───── Information given ─────

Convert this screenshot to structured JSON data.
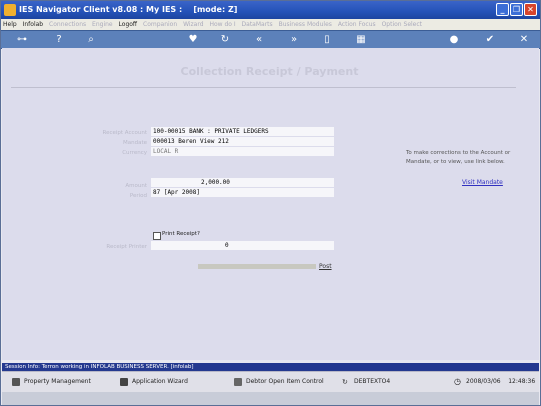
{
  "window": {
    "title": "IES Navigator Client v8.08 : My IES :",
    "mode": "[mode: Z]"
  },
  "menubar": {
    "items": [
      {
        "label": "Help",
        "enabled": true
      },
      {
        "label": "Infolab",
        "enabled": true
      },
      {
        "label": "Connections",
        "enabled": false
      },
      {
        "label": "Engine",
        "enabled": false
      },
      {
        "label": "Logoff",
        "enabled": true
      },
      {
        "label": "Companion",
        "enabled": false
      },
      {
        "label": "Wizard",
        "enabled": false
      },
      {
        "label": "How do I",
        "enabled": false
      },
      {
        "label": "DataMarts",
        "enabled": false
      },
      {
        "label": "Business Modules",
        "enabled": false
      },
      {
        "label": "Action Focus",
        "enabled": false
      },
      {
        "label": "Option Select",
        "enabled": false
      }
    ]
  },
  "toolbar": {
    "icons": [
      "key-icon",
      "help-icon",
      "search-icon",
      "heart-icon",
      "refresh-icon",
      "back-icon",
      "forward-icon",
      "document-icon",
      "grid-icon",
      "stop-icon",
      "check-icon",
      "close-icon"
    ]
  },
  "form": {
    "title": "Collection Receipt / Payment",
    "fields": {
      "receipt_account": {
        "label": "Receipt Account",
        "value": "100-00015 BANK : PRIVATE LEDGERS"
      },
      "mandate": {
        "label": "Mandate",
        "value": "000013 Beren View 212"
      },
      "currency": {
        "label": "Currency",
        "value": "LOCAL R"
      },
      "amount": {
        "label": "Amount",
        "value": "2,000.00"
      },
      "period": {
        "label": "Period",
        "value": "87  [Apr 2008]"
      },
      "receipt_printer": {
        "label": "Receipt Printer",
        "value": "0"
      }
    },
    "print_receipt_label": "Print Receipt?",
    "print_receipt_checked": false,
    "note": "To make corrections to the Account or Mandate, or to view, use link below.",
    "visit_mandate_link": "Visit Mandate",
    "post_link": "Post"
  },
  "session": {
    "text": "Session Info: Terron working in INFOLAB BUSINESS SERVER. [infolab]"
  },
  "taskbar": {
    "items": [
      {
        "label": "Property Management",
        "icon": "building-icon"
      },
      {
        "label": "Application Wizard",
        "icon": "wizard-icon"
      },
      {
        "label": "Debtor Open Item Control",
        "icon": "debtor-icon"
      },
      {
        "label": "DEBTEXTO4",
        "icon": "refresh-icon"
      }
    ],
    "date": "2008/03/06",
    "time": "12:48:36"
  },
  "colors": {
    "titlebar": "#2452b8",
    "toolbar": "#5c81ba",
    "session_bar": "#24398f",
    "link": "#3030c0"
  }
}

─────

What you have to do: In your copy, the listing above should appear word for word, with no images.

Your solution:
Convert this screenshot to structured JSON data.
{
  "window": {
    "title": "IES Navigator Client v8.08 : My IES :",
    "mode": "[mode: Z]"
  },
  "menubar": {
    "items": [
      {
        "label": "Help",
        "enabled": true
      },
      {
        "label": "Infolab",
        "enabled": true
      },
      {
        "label": "Connections",
        "enabled": false
      },
      {
        "label": "Engine",
        "enabled": false
      },
      {
        "label": "Logoff",
        "enabled": true
      },
      {
        "label": "Companion",
        "enabled": false
      },
      {
        "label": "Wizard",
        "enabled": false
      },
      {
        "label": "How do I",
        "enabled": false
      },
      {
        "label": "DataMarts",
        "enabled": false
      },
      {
        "label": "Business Modules",
        "enabled": false
      },
      {
        "label": "Action Focus",
        "enabled": false
      },
      {
        "label": "Option Select",
        "enabled": false
      }
    ]
  },
  "toolbar": {
    "icons": [
      "key-icon",
      "help-icon",
      "search-icon",
      "heart-icon",
      "refresh-icon",
      "back-icon",
      "forward-icon",
      "document-icon",
      "grid-icon",
      "stop-icon",
      "check-icon",
      "close-icon"
    ]
  },
  "form": {
    "title": "Collection Receipt / Payment",
    "fields": {
      "receipt_account": {
        "label": "Receipt Account",
        "value": "100-00015 BANK : PRIVATE LEDGERS"
      },
      "mandate": {
        "label": "Mandate",
        "value": "000013 Beren View 212"
      },
      "currency": {
        "label": "Currency",
        "value": "LOCAL R"
      },
      "amount": {
        "label": "Amount",
        "value": "2,000.00"
      },
      "period": {
        "label": "Period",
        "value": "87  [Apr 2008]"
      },
      "receipt_printer": {
        "label": "Receipt Printer",
        "value": "0"
      }
    },
    "print_receipt_label": "Print Receipt?",
    "print_receipt_checked": false,
    "note": "To make corrections to the Account or Mandate, or to view, use link below.",
    "visit_mandate_link": "Visit Mandate",
    "post_link": "Post"
  },
  "session": {
    "text": "Session Info: Terron working in INFOLAB BUSINESS SERVER. [infolab]"
  },
  "taskbar": {
    "items": [
      {
        "label": "Property Management",
        "icon": "building-icon"
      },
      {
        "label": "Application Wizard",
        "icon": "wizard-icon"
      },
      {
        "label": "Debtor Open Item Control",
        "icon": "debtor-icon"
      },
      {
        "label": "DEBTEXTO4",
        "icon": "refresh-icon"
      }
    ],
    "date": "2008/03/06",
    "time": "12:48:36"
  },
  "colors": {
    "titlebar": "#2452b8",
    "toolbar": "#5c81ba",
    "session_bar": "#24398f",
    "link": "#3030c0"
  }
}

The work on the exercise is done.